_What you should do:_
Gather, from the data below, each line in which the word "title" occurs.
————————
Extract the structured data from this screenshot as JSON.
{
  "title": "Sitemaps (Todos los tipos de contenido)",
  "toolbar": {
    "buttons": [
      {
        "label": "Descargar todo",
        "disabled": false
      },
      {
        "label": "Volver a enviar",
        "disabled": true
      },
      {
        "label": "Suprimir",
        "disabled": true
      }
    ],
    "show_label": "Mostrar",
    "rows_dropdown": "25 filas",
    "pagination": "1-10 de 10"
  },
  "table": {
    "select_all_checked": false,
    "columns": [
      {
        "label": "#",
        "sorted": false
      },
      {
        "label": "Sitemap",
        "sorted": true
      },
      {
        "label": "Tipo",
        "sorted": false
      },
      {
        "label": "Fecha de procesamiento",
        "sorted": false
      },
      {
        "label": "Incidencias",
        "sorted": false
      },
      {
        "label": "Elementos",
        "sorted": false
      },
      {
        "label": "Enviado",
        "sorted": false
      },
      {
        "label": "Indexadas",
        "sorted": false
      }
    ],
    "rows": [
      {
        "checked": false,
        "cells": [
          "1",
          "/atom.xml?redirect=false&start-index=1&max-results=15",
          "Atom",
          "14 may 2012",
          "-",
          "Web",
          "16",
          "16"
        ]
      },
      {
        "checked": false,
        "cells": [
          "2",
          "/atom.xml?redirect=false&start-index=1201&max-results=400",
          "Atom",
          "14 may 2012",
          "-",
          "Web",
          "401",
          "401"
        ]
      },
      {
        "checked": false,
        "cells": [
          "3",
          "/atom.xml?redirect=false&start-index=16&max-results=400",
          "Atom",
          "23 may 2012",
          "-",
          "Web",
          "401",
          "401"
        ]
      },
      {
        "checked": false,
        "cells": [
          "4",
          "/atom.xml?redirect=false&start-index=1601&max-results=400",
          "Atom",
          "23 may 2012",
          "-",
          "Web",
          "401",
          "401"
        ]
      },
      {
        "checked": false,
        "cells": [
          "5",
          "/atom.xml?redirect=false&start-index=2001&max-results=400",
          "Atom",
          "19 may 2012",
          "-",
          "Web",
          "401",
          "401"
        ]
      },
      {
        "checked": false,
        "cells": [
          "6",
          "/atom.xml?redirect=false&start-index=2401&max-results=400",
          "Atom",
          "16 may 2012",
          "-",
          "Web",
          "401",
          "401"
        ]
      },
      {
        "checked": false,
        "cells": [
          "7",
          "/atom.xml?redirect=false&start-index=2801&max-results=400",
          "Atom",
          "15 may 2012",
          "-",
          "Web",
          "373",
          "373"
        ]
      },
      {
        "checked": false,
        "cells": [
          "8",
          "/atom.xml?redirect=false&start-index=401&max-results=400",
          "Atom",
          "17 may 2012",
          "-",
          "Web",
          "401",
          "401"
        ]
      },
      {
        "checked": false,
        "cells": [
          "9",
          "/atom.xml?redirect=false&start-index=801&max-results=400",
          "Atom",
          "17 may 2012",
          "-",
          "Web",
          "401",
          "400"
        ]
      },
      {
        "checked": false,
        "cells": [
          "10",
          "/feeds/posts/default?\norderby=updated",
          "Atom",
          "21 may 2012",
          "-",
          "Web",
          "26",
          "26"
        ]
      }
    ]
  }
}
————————
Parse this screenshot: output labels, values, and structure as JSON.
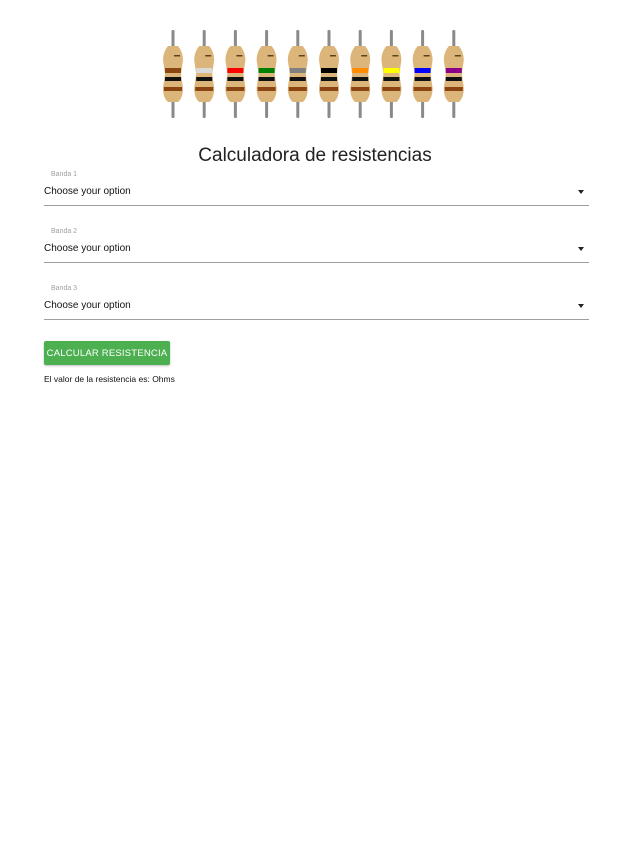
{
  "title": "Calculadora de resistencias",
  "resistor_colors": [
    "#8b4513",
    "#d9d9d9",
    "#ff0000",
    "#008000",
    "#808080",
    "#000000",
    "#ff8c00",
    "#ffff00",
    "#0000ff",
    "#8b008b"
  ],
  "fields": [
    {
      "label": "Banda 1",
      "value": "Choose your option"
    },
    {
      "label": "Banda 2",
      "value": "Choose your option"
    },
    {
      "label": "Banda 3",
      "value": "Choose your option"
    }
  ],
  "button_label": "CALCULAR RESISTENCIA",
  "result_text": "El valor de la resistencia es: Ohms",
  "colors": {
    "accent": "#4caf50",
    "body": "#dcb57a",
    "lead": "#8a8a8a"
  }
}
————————
_Completed exercise:_
  "title": "Sitemaps (Todos los tipos de contenido)",
  "title": "Calculadora de resistencias",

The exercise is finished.